● **ASSIGNMENT**
In your copy of the entries below, keep every word exactly and leave out all images.

● **DATA SECTION**
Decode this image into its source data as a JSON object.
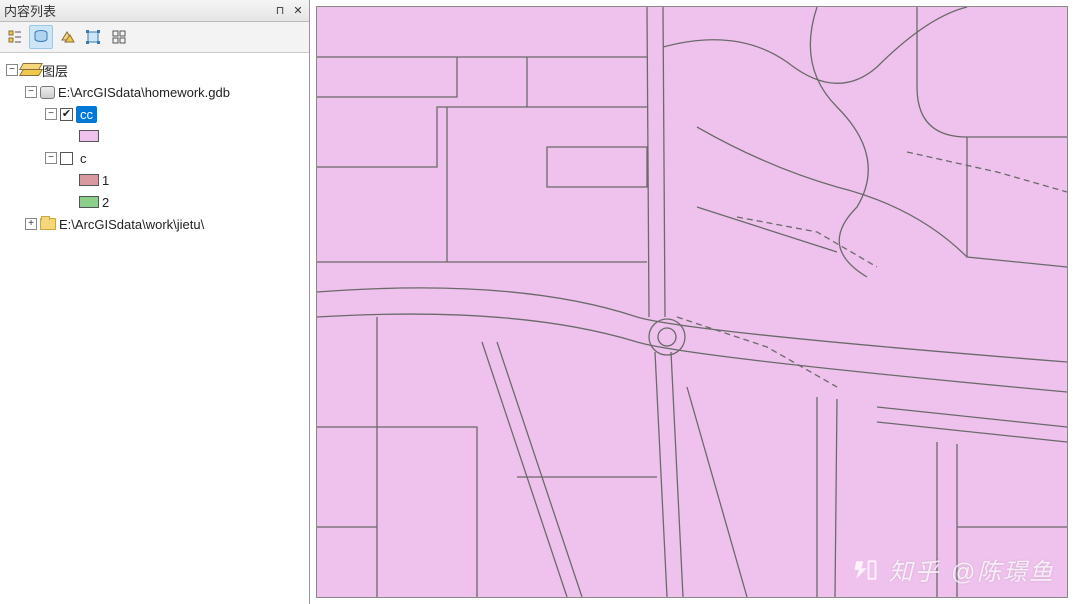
{
  "panel": {
    "title": "内容列表",
    "pin_tooltip": "固定",
    "close_tooltip": "关闭"
  },
  "toolbar": {
    "buttons": [
      "list-by-drawing-order",
      "list-by-source",
      "list-by-visibility",
      "list-by-selection",
      "options"
    ]
  },
  "tree": {
    "root": {
      "label": "图层",
      "expanded": true
    },
    "gdb": {
      "label": "E:\\ArcGISdata\\homework.gdb",
      "expanded": true,
      "layers": [
        {
          "name": "cc",
          "checked": true,
          "selected": true,
          "expanded": true,
          "symbols": [
            {
              "color": "#efc2ed",
              "label": ""
            }
          ]
        },
        {
          "name": "c",
          "checked": false,
          "selected": false,
          "expanded": true,
          "symbols": [
            {
              "color": "#d89aa0",
              "label": "1"
            },
            {
              "color": "#8ad08a",
              "label": "2"
            }
          ]
        }
      ]
    },
    "folder": {
      "label": "E:\\ArcGISdata\\work\\jietu\\",
      "expanded": false
    }
  },
  "colors": {
    "map_fill": "#efc2ed",
    "road_stroke": "#5a5a5a"
  },
  "watermark": {
    "site": "知乎",
    "author": "@陈璟鱼"
  }
}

● **RESPONSE TO THIS EXERCISE**
Decode this image into its source data as a JSON object.
{
  "panel": {
    "title": "内容列表",
    "pin_tooltip": "固定",
    "close_tooltip": "关闭"
  },
  "toolbar": {
    "buttons": [
      "list-by-drawing-order",
      "list-by-source",
      "list-by-visibility",
      "list-by-selection",
      "options"
    ]
  },
  "tree": {
    "root": {
      "label": "图层",
      "expanded": true
    },
    "gdb": {
      "label": "E:\\ArcGISdata\\homework.gdb",
      "expanded": true,
      "layers": [
        {
          "name": "cc",
          "checked": true,
          "selected": true,
          "expanded": true,
          "symbols": [
            {
              "color": "#efc2ed",
              "label": ""
            }
          ]
        },
        {
          "name": "c",
          "checked": false,
          "selected": false,
          "expanded": true,
          "symbols": [
            {
              "color": "#d89aa0",
              "label": "1"
            },
            {
              "color": "#8ad08a",
              "label": "2"
            }
          ]
        }
      ]
    },
    "folder": {
      "label": "E:\\ArcGISdata\\work\\jietu\\",
      "expanded": false
    }
  },
  "colors": {
    "map_fill": "#efc2ed",
    "road_stroke": "#5a5a5a"
  },
  "watermark": {
    "site": "知乎",
    "author": "@陈璟鱼"
  }
}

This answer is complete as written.